Interdisciplinary and multicultural, the essays range from matrimony in medieval Italy to bachelorhood in Renaissance Venice, from friars and saints to the male animal in the fables of Marie de France, from manhood in Sir Gawain and the Green Knight, Beowulf, and the Roman d'Eneas to men as "other," whether Muslim or Jew, in medieval Castilian epic and ballad. The authors are especially concerned with cultural manifestations of masculinity that transcend this particular historical period-idealized gender roles, political and economic factors in structuring social institutions, and the impact of masculinist ideology in fostering and maintaining power. Together, their essays constitute an important reassessment of traditional assumptions within medieval studies as well as a major contribution to the evolving study of gender.

Contributors
Christopher Baswell, Barnard College
Vern L. Bullough, SUNY, Buffalo
Stanley Chojnacki, Michigan State University
John Coakley, New Brunswick Theological Seminary
Thelma Fenster, Fordham University
Clare Kinney, University of Virginia
Clare A. Lees, University of Pennsylvania
Jo Ann McNamara, Hunter College
Louise Mirrer, Fordham University
Harriet Spiegel, California State University, Chico
Susan Mosher Stuard, Haverford College


Medieval Masculinities

Clare A. Lees is assistant professor of English at the University of Pennsylvania.

Medieval Masculinities

“In this stimulating and innovative collection of essays, canonical texts and contemporary feminist theories mutually challenge and illuminate each other. Ranging from questions of epic violence and heroic embodiments of manhood to contructions of bachelorhood, husbandry, and sainthood, Medieval Masuclinities is the first synthesis of medieval and gender studies to focus on masculinities. Certain to have a significant impact, it is long awaited and very welcome, and will be of great interest to scholars of the medieval period and/or gender.” Harry Brod, Editor of The Making of Masculinities: The New Men’s Studies; Theorizing Masuclinities; and A Mensch Among Men: Explorations in Jewish Masculinity.

“Medieval Masculinities is an exciting and timely volume which will establish new terms for the historicization of gender studies.

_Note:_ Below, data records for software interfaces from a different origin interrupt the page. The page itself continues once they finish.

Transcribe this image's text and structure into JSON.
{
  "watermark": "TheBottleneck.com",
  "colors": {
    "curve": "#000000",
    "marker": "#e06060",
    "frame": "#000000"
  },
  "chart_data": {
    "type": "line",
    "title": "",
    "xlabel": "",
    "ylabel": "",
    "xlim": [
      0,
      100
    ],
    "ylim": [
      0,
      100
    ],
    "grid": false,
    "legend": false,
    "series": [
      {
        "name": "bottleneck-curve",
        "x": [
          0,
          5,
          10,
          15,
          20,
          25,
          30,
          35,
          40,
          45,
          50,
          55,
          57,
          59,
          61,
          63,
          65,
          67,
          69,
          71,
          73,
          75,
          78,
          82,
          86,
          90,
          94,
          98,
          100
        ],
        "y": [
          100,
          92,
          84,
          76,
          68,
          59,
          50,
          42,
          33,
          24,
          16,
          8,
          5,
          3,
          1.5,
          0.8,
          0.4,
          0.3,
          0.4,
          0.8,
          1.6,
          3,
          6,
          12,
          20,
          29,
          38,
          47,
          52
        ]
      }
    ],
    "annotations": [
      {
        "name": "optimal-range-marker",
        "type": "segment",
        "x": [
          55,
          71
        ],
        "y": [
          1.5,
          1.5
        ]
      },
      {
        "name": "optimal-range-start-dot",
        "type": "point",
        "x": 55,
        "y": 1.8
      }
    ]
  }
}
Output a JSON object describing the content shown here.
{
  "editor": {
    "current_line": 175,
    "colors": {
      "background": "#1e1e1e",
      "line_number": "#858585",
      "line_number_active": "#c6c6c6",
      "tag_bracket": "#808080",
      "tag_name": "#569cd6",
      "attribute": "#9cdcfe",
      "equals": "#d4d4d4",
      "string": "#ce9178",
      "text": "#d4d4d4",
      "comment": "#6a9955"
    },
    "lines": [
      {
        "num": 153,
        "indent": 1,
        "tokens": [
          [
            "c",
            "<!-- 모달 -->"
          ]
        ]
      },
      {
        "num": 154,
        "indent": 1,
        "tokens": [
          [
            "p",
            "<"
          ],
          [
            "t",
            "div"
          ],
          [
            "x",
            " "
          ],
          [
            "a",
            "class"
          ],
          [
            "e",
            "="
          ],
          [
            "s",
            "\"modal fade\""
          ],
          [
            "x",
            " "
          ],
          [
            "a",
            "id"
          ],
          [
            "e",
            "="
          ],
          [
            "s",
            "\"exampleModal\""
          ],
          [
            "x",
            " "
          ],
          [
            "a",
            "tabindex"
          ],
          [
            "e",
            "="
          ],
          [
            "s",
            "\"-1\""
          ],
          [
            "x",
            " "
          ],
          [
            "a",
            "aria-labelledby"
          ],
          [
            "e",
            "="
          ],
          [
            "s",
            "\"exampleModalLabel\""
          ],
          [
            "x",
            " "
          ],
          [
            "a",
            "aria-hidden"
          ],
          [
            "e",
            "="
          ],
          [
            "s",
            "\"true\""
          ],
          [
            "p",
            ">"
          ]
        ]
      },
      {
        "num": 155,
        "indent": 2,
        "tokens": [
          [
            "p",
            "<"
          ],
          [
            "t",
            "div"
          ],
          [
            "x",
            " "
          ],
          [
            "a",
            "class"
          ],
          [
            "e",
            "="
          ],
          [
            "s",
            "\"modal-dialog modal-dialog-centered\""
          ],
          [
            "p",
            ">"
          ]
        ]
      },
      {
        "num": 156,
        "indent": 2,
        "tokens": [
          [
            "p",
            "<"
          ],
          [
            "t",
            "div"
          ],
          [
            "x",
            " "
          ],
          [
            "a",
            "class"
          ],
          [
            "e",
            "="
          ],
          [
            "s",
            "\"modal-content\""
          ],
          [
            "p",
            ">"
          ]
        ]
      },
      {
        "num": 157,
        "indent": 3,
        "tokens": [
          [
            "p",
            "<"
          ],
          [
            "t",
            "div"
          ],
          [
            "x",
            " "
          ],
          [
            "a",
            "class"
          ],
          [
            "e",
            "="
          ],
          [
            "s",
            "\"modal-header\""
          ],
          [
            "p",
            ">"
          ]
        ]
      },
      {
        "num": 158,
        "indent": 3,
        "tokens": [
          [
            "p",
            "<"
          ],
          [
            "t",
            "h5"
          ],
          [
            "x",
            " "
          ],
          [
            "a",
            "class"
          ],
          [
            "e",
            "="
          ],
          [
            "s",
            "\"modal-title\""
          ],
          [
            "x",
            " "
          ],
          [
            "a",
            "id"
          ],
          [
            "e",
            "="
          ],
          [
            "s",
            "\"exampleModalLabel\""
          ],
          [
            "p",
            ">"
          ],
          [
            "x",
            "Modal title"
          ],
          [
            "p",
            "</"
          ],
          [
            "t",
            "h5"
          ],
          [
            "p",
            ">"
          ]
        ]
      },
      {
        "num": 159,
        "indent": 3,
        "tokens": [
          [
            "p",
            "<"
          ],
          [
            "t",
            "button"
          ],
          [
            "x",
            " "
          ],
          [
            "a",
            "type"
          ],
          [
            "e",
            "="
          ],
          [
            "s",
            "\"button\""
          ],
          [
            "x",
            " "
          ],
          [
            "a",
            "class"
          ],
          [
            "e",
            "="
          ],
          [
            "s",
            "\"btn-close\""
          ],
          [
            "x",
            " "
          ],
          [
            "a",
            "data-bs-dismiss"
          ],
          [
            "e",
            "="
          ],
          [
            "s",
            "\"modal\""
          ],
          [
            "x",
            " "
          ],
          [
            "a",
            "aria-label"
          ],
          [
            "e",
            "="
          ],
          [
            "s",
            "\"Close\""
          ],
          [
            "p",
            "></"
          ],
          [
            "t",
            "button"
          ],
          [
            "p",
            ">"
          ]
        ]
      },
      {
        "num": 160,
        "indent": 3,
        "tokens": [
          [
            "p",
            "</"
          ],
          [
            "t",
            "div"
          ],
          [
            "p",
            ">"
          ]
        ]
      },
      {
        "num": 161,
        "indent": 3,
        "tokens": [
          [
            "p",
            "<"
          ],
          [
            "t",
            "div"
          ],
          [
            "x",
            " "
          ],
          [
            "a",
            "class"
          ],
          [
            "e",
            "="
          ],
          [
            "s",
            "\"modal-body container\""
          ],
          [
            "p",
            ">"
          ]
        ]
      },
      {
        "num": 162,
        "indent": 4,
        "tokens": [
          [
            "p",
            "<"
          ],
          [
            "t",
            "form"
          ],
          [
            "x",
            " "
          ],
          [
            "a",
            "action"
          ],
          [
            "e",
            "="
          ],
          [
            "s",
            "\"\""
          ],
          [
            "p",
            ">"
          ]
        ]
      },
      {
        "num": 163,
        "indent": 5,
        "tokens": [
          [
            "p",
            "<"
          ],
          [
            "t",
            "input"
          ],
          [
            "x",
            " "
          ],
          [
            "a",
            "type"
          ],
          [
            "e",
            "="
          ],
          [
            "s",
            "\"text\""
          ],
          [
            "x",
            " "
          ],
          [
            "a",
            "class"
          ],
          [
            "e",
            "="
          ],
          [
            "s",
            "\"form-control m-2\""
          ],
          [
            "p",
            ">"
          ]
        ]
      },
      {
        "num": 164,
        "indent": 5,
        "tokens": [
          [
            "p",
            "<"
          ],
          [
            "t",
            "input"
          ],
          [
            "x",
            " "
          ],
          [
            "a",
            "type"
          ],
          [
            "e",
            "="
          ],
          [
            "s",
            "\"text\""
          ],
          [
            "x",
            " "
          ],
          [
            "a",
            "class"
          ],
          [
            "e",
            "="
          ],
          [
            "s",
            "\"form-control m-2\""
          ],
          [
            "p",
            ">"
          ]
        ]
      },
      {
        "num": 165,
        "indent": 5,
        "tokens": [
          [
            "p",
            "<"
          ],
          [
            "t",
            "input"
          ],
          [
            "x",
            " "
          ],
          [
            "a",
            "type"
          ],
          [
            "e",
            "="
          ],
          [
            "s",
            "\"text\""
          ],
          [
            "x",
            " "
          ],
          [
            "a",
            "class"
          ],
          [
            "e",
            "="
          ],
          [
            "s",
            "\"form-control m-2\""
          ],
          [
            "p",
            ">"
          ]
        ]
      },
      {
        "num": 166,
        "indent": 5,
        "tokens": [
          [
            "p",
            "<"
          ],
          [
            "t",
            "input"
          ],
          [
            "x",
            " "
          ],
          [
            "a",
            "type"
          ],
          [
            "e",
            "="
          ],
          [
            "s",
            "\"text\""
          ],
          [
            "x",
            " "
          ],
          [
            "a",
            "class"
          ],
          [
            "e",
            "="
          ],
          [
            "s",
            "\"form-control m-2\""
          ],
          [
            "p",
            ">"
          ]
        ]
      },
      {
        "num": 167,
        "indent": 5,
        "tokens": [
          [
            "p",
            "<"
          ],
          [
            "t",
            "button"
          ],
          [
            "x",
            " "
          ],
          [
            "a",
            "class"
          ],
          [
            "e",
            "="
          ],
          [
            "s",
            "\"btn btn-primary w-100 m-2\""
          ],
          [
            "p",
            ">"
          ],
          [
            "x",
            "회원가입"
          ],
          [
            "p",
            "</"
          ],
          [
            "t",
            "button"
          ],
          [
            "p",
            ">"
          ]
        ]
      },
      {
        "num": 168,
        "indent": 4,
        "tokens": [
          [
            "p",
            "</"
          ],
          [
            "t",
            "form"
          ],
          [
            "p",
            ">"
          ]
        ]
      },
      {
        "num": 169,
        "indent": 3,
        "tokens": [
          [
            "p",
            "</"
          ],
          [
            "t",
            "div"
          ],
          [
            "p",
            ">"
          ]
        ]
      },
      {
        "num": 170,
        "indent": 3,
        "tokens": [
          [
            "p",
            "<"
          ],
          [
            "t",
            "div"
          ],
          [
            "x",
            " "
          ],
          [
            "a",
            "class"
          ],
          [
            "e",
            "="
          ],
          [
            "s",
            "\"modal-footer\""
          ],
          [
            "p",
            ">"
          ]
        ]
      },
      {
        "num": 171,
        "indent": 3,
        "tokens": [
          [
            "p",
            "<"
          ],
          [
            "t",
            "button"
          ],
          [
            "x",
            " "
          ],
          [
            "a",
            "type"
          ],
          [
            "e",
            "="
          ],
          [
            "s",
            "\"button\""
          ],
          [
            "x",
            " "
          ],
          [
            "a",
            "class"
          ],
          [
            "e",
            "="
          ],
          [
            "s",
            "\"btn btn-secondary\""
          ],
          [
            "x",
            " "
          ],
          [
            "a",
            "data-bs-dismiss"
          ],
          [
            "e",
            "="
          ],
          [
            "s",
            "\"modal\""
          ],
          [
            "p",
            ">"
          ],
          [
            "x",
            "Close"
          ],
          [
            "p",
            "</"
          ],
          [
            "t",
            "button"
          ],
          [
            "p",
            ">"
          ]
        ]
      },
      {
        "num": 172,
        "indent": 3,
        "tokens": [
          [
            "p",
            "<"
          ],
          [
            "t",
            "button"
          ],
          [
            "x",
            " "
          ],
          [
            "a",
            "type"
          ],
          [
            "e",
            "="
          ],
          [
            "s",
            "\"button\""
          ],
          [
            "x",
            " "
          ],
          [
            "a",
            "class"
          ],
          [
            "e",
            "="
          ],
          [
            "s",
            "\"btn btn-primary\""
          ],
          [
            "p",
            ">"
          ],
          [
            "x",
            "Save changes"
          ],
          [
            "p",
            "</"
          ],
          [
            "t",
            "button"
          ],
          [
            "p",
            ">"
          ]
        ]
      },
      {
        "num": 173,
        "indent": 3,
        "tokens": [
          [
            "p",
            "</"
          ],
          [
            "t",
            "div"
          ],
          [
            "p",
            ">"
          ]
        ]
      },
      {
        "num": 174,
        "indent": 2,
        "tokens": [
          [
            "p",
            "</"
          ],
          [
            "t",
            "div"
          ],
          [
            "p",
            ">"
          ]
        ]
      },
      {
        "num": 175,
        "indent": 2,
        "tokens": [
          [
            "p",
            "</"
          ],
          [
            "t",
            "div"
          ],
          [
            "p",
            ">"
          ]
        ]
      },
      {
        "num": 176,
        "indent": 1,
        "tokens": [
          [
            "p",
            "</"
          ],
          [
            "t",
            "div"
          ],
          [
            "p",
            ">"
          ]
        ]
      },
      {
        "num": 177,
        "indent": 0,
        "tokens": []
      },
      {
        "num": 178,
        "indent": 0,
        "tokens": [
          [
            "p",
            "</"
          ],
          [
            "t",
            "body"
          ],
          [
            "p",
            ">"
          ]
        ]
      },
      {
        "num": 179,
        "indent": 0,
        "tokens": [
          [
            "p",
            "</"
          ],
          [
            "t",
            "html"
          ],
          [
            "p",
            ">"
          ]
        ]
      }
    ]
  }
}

It brings together literary and historical methodologies to challenge universalist assumptions about hegemonic masculinity in the Middle Ages, to engage contemporary theories of gender and subjectivity, and to locate discursive constructions of sexuality in the multicultural experiences of the past.” Rita Copeland *O.K. to edit but please run edited version by her before going to print.

"This timely anthology adds an important dimension to the burgeoning work on women in the Middle Ages. It seeks to dismantle monolithic notions of patriarchy, and to understand its effect on those 'millions of men who were only men,' who have been effaced by critical and historical discourse. Male hegemony, the authors suggest, must constantly intersect with and adapt itself to the authors' varied examination of such adaptations and permutations offer a powerful exposition of individual males' of patriarchy in specific literary, historical and social contexts, this collection offers numerous insights into its power to define both men and women.

“Each essay is impressively well-referenced through the end notes, the provision of original and Modern English versions of almost all literary and many historical texts makes the essays accessible to both specialist and general reader, and the final index facilitates the investigation of thematic links. . . . . produces an invigorating opening-out of medieval versions of men and women.” International Medieval Bibliography

“Medieval Masculinities demonstrates forcefully that no single, monologic male identity in medieval Western Europe can be posited; taken together, the essays effectively calibrate differences in representation from one genre or the discourse or time or one place to another.” Kathleen Coyne Kelly Northeastern University